Trump plans to bring back revenue by reversing trade deals, which he says can bring trillions of dollars back into U.S. government coffers practically overnight. He’s also looking for revenue from other sources: He wants to keep companies in the United States by fighting corporate inversion. He wants to dig up $300 billion by allowing Medicare to negotiate prescription drug prices. He wants to cut waste, fraud, and abuse, and eliminate the Department of Energy and the Environmental Protection Agency. And he wants to help small companies generate more taxable revenue by easing their federal regulatory burden.
The trouble is that half the country doesn’t want him, including the left and the establishment on both sides and as his policies are centrist, he satisfies neither GOP nor Dems, nor his own supporters by some backtracking. The theory’s good – give everyone a little of what they want, but most want everything they want. And granting concessions to those who hate him, e.g. Sanders’ supporters, is not going to bring them across.
His policies are pretty sane actually but that counts for nothing in this corrupt race, which is all about patronage and money. You can see he wants to be as fair as possible to as many as possible. That’s not really what got him the nomination – if he has it, by the way. It was bulldozing his way through, insulting the detested and so on.
Brexit would boost him, losing it makes it all the harder over there. The forces of evil will be heartened.
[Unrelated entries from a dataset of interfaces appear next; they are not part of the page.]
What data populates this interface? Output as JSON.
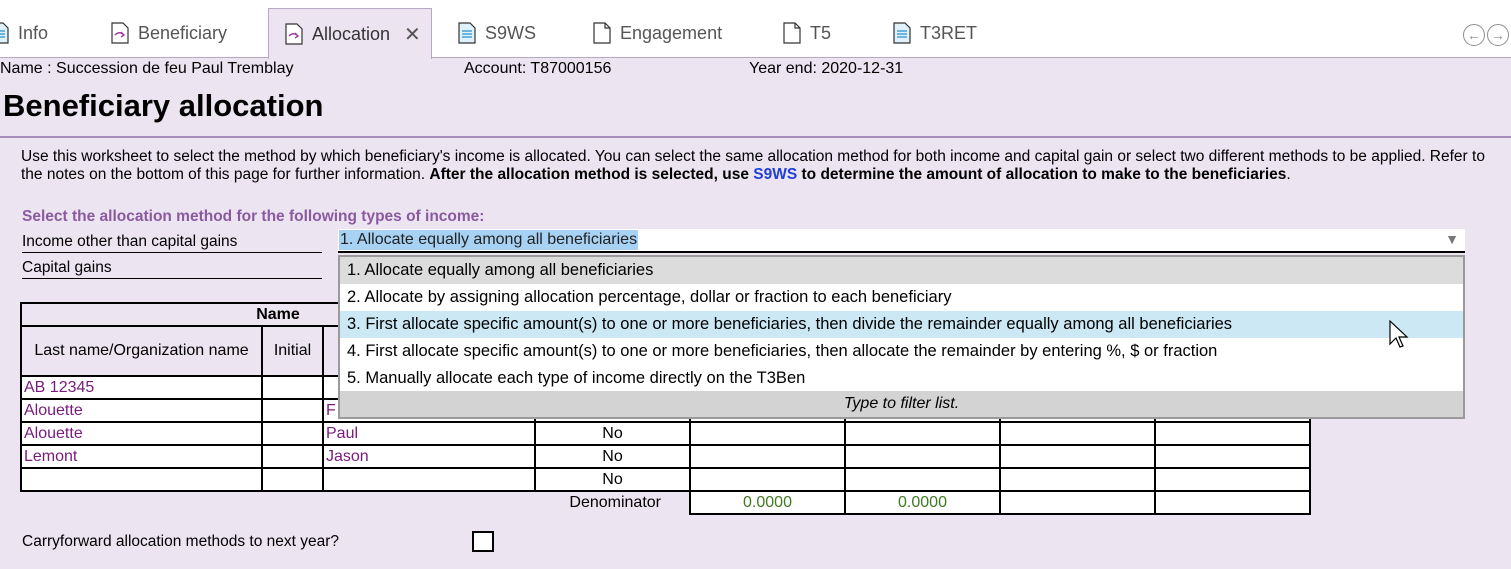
{
  "tabs": [
    {
      "label": "Info",
      "icon": "document-lines-icon"
    },
    {
      "label": "Beneficiary",
      "icon": "document-arrow-icon"
    },
    {
      "label": "Allocation",
      "icon": "document-arrow-icon",
      "active": true,
      "close": "✕"
    },
    {
      "label": "S9WS",
      "icon": "document-lines-icon"
    },
    {
      "label": "Engagement",
      "icon": "blank-document-icon"
    },
    {
      "label": "T5",
      "icon": "blank-document-icon"
    },
    {
      "label": "T3RET",
      "icon": "document-lines-icon"
    }
  ],
  "nav": {
    "back": "←",
    "forward": "→"
  },
  "header": {
    "name": "Name : Succession de feu Paul Tremblay",
    "account": "Account: T87000156",
    "year_end": "Year end: 2020-12-31",
    "title": "Beneficiary allocation"
  },
  "intro": {
    "text": "Use this worksheet to select the method by which beneficiary's income is allocated. You can select the same allocation method for both income and capital gain or select two different methods to be applied. Refer to the notes on the bottom of this page for further information. ",
    "bold_before": "After the allocation method is selected, use ",
    "link": "S9WS",
    "bold_after": " to determine the amount of allocation to make to the beneficiaries",
    "end": "."
  },
  "methods": {
    "section_label": "Select the allocation method for the following types of income:",
    "income_label": "Income other than capital gains",
    "capital_label": "Capital gains",
    "selected_value": "1. Allocate equally among all beneficiaries",
    "arrow": "▼"
  },
  "dropdown": {
    "options": [
      "1. Allocate equally among all beneficiaries",
      "2. Allocate by assigning allocation percentage, dollar or fraction to each beneficiary",
      "3. First allocate specific amount(s) to one or more beneficiaries, then divide the remainder equally among all beneficiaries",
      "4. First allocate specific amount(s) to one or more beneficiaries, then allocate the remainder by entering %, $ or fraction",
      "5. Manually allocate each type of income directly on the T3Ben"
    ],
    "selected_index": 0,
    "hover_index": 2,
    "filter_hint": "Type to filter list."
  },
  "table": {
    "group_header": "Name",
    "col_last": "Last name/Organization name",
    "col_initial": "Initial",
    "rows": [
      {
        "last": "AB 12345",
        "initial": "",
        "first": "",
        "flag": ""
      },
      {
        "last": "Alouette",
        "initial": "",
        "first": "F",
        "flag": ""
      },
      {
        "last": "Alouette",
        "initial": "",
        "first": "Paul",
        "flag": "No"
      },
      {
        "last": "Lemont",
        "initial": "",
        "first": "Jason",
        "flag": "No"
      },
      {
        "last": "",
        "initial": "",
        "first": "",
        "flag": "No"
      }
    ],
    "denominator_label": "Denominator",
    "denominator_values": [
      "0.0000",
      "0.0000"
    ]
  },
  "carryforward": {
    "label": "Carryforward allocation methods to next year?"
  },
  "colors": {
    "accent_purple": "#7a1a7d",
    "link_blue": "#1f3fd6",
    "hover": "#cce8f4",
    "background": "#ece4f1"
  }
}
He might just not have the money to take the race further.
Trump’s tax plan, which he rolled out during the primaries, is without question the most conservative tax reform plan since Woodrow Wilson and Congress gave us the federal income tax in 1913 — but it still rankles establishment Republicans because it goes after loopholes and tax havens for politically-connected corporations.
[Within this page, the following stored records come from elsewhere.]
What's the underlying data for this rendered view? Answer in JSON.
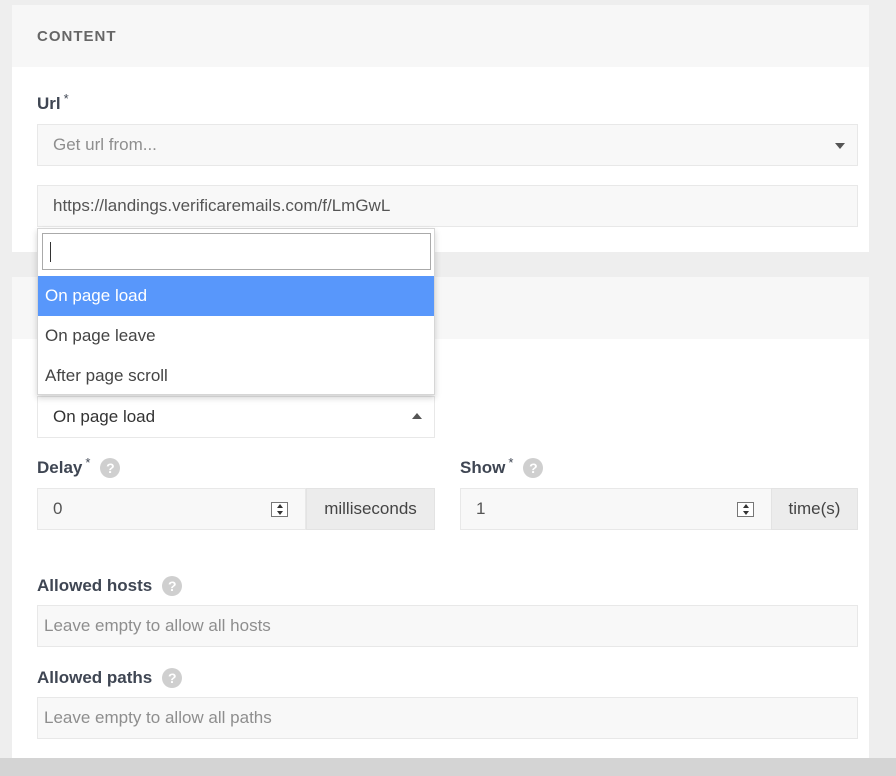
{
  "content_section": {
    "title": "CONTENT",
    "url_label": "Url",
    "required_mark": "*",
    "url_select_placeholder": "Get url from...",
    "url_value": "https://landings.verificaremails.com/f/LmGwL"
  },
  "trigger_section": {
    "trigger_select_value": "On page load",
    "dropdown": {
      "search_value": "",
      "options": [
        "On page load",
        "On page leave",
        "After page scroll"
      ],
      "highlighted": "On page load"
    },
    "delay": {
      "label": "Delay",
      "required_mark": "*",
      "help": "?",
      "value": "0",
      "unit": "milliseconds"
    },
    "show": {
      "label": "Show",
      "required_mark": "*",
      "help": "?",
      "value": "1",
      "unit": "time(s)"
    },
    "allowed_hosts": {
      "label": "Allowed hosts",
      "help": "?",
      "placeholder": "Leave empty to allow all hosts"
    },
    "allowed_paths": {
      "label": "Allowed paths",
      "help": "?",
      "placeholder": "Leave empty to allow all paths"
    }
  },
  "colors": {
    "highlight": "#5897fb",
    "label": "#3f4653",
    "field_bg": "#f8f8f8"
  }
}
The Trump tax plan wipes out income taxes for poor people making less than $25,000 or married couples making less than $50,000, which exempts “nearly 75 million households,” according to the campaign, from losing a dime of wages to the federal government.
For everybody else, you get three tax brackets: 25 percent, 20 percent, or 10 percent. And for businesses, the ceiling is 15 percent for everyone.
Compare that to Ronald Reagan’s tax reform bill of 1986, which conservative hero Grover Norquist’s group Americans For Tax Reform was literally created to help push. Reagan kept the corporate tax rate at 34 percent and the top individual rate at 28 percent. Trump’s plan is much more conservative.
Trump’s plan is also markedly different than George W. Bush’s tax cuts, which gives Trump another advantage: it nullifies the biggest Obama-era criticism of Republican tax policy, that tax cuts favor the wealthy and drive up the deficit in ways that lead to disaster, like the 2008 financial collapse.
The policies are not bad – or at least they’re an attempt to be fair. UKIP’s policies are good too in areas as well as immigration. Trouble is – no one’s looking through them, Nigel is overshadowing everything and is attracting really quite appalling negative attention, personally, which means for UKIP in turn.
And that’s where it is. A certain naivety as to how to play the corruption game to advantage puts both the Donald and Nigel up against it and the only hope for both is that the people come to the rescue, circumventing the nasties. But will they do that the people? Or will they squander their chance?